North Sea Ekofisk field reaches 50-year milestone

June 10, 2021
ConocoPhillips Norge has commemorated 50 years of production from the Ekofisk field in the southern Norwegian North Sea.

Offshore staff

TANANGER, NorwayConocoPhillips Norge has commemorated 50 years of production from the Ekofisk field in the southern Norwegian North Sea.

At the same time, the company has started production from the re-developed Tor field satellite, 13 km (8 mi) northeast of the Ekofisk Complex. Tor began producing in 1978 and was shut in 2015: the new development is based on eight wells divided between two subsea templates.

Originally, ConocoPhillips expected Ekofisk to cease operations in 1997. However, the introduction of water injection in the late 1980s improved recovery, helping to prolong production.

Ekofisk produces from a reservoir 3,000 m (9,842 ft) subsurface. To date more than 3 Bbbl have been produced from the 300-m (984-ft) oil column.

Currently, the company is assessing new development projects in the Greater Ekofisk Area (GEA), along with recent discoveries elsewhere in the North Sea and in the Norwegian Sea.

Since 1971, the GEA has created estimated value of close to NOK 2,600 billion ($314 billion), with 4.2 Bbbl produced from the Ekofisk field, 1.1 Bbbl from Eldfisk, and 0.8 Bboe from other fields in the area.

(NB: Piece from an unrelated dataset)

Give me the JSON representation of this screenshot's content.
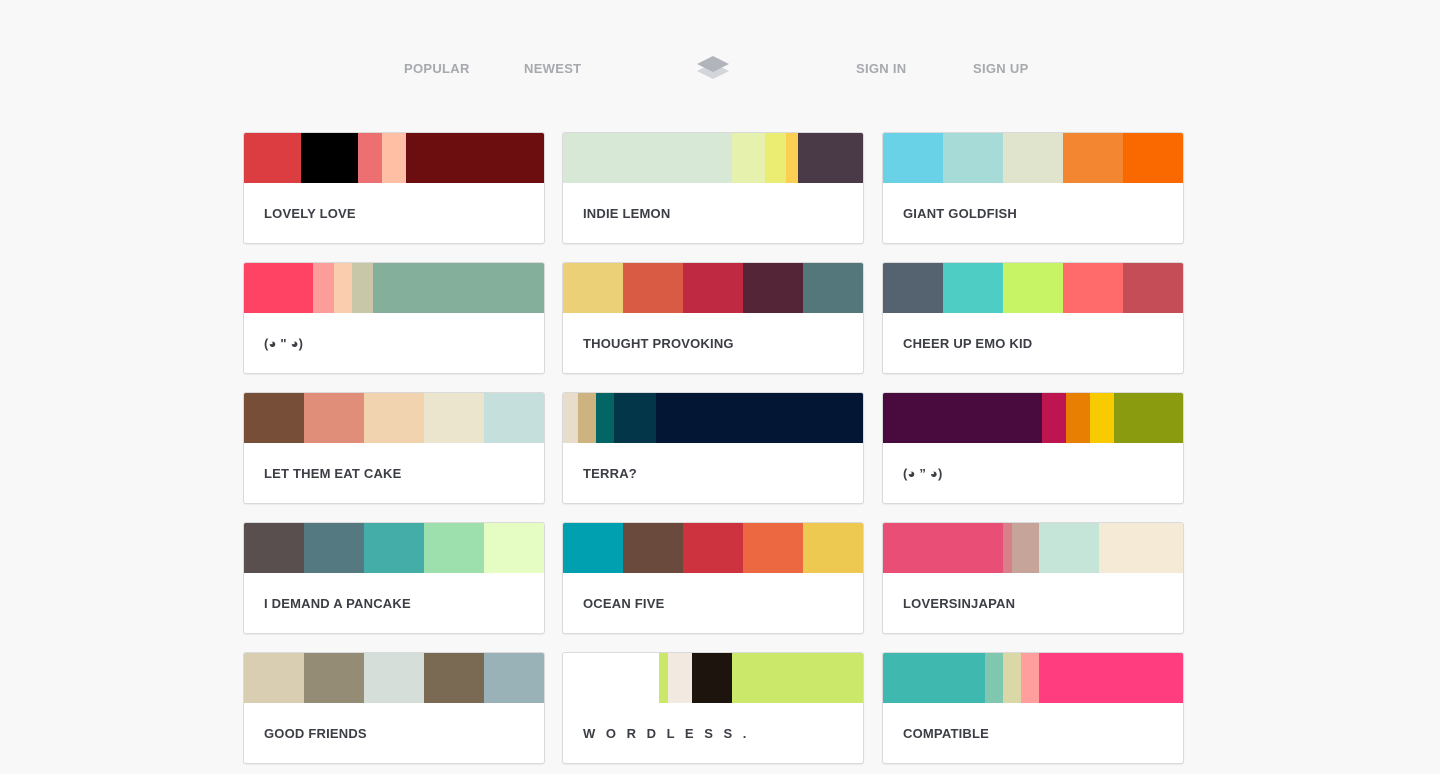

The recovery rate of more than 50% has comfortably exceeded the original target of 17%.

Around 3,000 people work in the GEA, with 1,000 offshore on the platforms, rigs and vessels, supported by around 900 employees at the Tananger headquarters in southern Norway.

Over the past two decades the company has implemented various emissions reductions measures in the GEA. For instance, it commissioned a new power cable between the Eldfisk Complex and the Eldfisk 2/7 B platform to replace diesel-driven power with steam power.

The project should cut CO2 emissions by 1 MM metric tons/yr and NOx emissions by 167 metric tons/yr (184 tons).

Hybrid power solutions installed in three platform supply vessels are reducing diesel consumption by up to 15%, along with emitted NOx and CO2.

Late last year a new project got under way to restrict flaring at the Ekofisk J platform. From 2022 this should cut CO2 emissions at Ekofisk by 26MM metric tons/yr (28,660 tons).

Finally, Norway’s authorities have imposed a maximum oil-in-water content in produced water from the country’s offshore fields to 30 mg/l. The oil in water concentration in the GEA fell to 6.9 mg/l in recent years.